**Description of the task**: If an entry holds a picture, leave the picture out and copy the rest of the listing exactly.

-- Dataset extract follows --

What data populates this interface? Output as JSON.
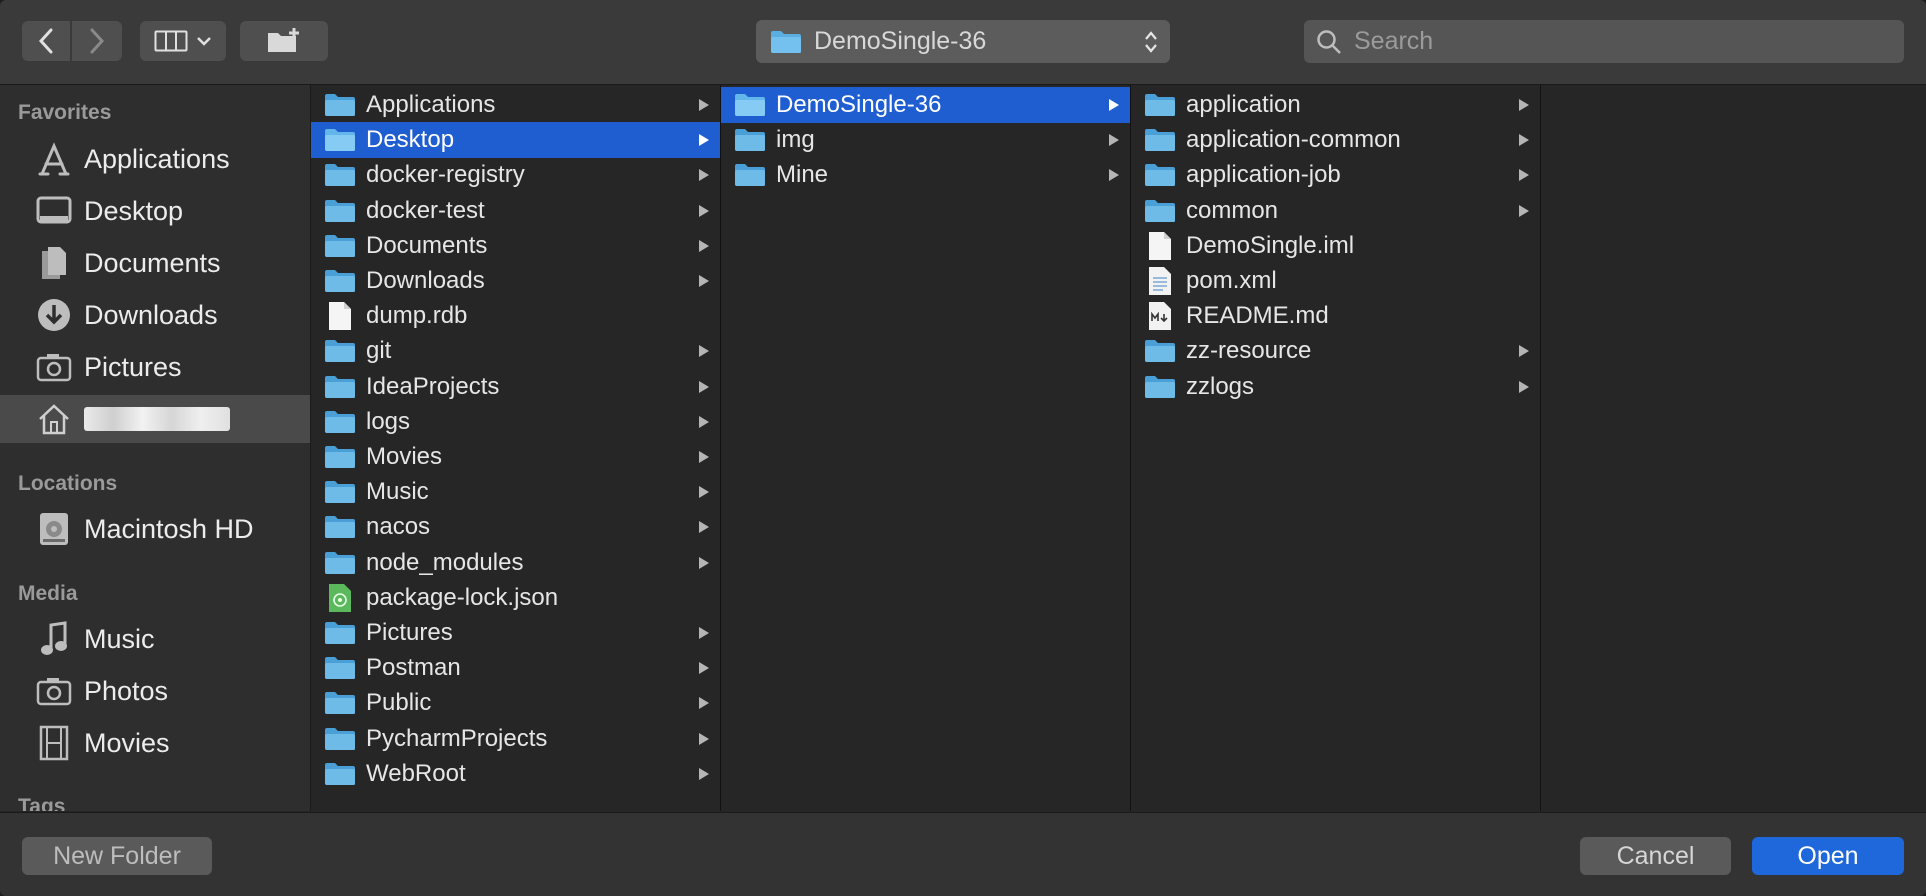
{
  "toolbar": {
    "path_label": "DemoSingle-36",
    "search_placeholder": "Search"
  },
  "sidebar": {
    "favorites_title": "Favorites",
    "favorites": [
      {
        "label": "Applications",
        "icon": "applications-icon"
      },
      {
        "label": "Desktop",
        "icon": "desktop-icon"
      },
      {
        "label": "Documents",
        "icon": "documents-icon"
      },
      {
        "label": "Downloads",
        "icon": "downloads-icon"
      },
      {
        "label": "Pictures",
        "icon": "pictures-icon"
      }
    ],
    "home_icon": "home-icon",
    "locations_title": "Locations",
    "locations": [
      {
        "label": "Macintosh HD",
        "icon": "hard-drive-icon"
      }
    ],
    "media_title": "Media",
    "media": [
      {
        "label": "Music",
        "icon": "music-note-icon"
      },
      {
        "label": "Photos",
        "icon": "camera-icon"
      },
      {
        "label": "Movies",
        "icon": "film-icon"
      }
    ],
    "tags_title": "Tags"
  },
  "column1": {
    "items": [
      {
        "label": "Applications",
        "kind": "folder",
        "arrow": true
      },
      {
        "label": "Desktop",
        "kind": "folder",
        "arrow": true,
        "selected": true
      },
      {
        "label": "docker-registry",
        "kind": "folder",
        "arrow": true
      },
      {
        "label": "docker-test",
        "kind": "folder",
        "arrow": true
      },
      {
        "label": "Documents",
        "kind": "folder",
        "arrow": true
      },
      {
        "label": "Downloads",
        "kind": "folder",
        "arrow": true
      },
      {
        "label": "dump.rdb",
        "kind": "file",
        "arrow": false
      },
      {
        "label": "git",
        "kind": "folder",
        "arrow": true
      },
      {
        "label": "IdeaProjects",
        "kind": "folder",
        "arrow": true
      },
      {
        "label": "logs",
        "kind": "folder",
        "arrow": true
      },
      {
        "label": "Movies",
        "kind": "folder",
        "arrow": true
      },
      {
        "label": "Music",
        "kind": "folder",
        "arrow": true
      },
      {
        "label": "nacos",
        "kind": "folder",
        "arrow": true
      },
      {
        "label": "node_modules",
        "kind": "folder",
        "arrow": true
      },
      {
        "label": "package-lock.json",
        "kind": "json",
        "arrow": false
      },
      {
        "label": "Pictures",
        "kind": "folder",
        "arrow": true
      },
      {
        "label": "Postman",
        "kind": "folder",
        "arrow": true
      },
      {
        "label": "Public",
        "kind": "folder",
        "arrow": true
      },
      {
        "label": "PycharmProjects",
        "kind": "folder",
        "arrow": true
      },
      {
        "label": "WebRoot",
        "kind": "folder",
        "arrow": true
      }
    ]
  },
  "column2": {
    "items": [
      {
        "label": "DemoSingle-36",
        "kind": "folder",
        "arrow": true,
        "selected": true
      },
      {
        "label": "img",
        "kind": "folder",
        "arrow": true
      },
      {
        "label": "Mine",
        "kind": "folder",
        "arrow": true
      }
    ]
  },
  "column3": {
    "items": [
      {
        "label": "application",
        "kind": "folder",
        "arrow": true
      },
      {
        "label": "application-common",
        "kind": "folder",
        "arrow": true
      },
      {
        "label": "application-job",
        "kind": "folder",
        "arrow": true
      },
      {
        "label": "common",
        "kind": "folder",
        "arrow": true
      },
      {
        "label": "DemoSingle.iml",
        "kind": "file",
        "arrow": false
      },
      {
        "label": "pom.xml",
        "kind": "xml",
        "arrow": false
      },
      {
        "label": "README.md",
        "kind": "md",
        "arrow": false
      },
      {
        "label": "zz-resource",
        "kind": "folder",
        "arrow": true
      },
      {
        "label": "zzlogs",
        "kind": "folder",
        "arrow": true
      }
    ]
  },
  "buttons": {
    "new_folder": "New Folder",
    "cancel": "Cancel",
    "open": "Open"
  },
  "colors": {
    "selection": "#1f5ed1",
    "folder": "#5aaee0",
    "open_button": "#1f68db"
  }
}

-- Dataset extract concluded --

**Answer section**:
What data populates this interface? Output as JSON.
{
  "toolbar": {
    "path_label": "DemoSingle-36",
    "search_placeholder": "Search"
  },
  "sidebar": {
    "favorites_title": "Favorites",
    "favorites": [
      {
        "label": "Applications",
        "icon": "applications-icon"
      },
      {
        "label": "Desktop",
        "icon": "desktop-icon"
      },
      {
        "label": "Documents",
        "icon": "documents-icon"
      },
      {
        "label": "Downloads",
        "icon": "downloads-icon"
      },
      {
        "label": "Pictures",
        "icon": "pictures-icon"
      }
    ],
    "home_icon": "home-icon",
    "locations_title": "Locations",
    "locations": [
      {
        "label": "Macintosh HD",
        "icon": "hard-drive-icon"
      }
    ],
    "media_title": "Media",
    "media": [
      {
        "label": "Music",
        "icon": "music-note-icon"
      },
      {
        "label": "Photos",
        "icon": "camera-icon"
      },
      {
        "label": "Movies",
        "icon": "film-icon"
      }
    ],
    "tags_title": "Tags"
  },
  "column1": {
    "items": [
      {
        "label": "Applications",
        "kind": "folder",
        "arrow": true
      },
      {
        "label": "Desktop",
        "kind": "folder",
        "arrow": true,
        "selected": true
      },
      {
        "label": "docker-registry",
        "kind": "folder",
        "arrow": true
      },
      {
        "label": "docker-test",
        "kind": "folder",
        "arrow": true
      },
      {
        "label": "Documents",
        "kind": "folder",
        "arrow": true
      },
      {
        "label": "Downloads",
        "kind": "folder",
        "arrow": true
      },
      {
        "label": "dump.rdb",
        "kind": "file",
        "arrow": false
      },
      {
        "label": "git",
        "kind": "folder",
        "arrow": true
      },
      {
        "label": "IdeaProjects",
        "kind": "folder",
        "arrow": true
      },
      {
        "label": "logs",
        "kind": "folder",
        "arrow": true
      },
      {
        "label": "Movies",
        "kind": "folder",
        "arrow": true
      },
      {
        "label": "Music",
        "kind": "folder",
        "arrow": true
      },
      {
        "label": "nacos",
        "kind": "folder",
        "arrow": true
      },
      {
        "label": "node_modules",
        "kind": "folder",
        "arrow": true
      },
      {
        "label": "package-lock.json",
        "kind": "json",
        "arrow": false
      },
      {
        "label": "Pictures",
        "kind": "folder",
        "arrow": true
      },
      {
        "label": "Postman",
        "kind": "folder",
        "arrow": true
      },
      {
        "label": "Public",
        "kind": "folder",
        "arrow": true
      },
      {
        "label": "PycharmProjects",
        "kind": "folder",
        "arrow": true
      },
      {
        "label": "WebRoot",
        "kind": "folder",
        "arrow": true
      }
    ]
  },
  "column2": {
    "items": [
      {
        "label": "DemoSingle-36",
        "kind": "folder",
        "arrow": true,
        "selected": true
      },
      {
        "label": "img",
        "kind": "folder",
        "arrow": true
      },
      {
        "label": "Mine",
        "kind": "folder",
        "arrow": true
      }
    ]
  },
  "column3": {
    "items": [
      {
        "label": "application",
        "kind": "folder",
        "arrow": true
      },
      {
        "label": "application-common",
        "kind": "folder",
        "arrow": true
      },
      {
        "label": "application-job",
        "kind": "folder",
        "arrow": true
      },
      {
        "label": "common",
        "kind": "folder",
        "arrow": true
      },
      {
        "label": "DemoSingle.iml",
        "kind": "file",
        "arrow": false
      },
      {
        "label": "pom.xml",
        "kind": "xml",
        "arrow": false
      },
      {
        "label": "README.md",
        "kind": "md",
        "arrow": false
      },
      {
        "label": "zz-resource",
        "kind": "folder",
        "arrow": true
      },
      {
        "label": "zzlogs",
        "kind": "folder",
        "arrow": true
      }
    ]
  },
  "buttons": {
    "new_folder": "New Folder",
    "cancel": "Cancel",
    "open": "Open"
  },
  "colors": {
    "selection": "#1f5ed1",
    "folder": "#5aaee0",
    "open_button": "#1f68db"
  }
}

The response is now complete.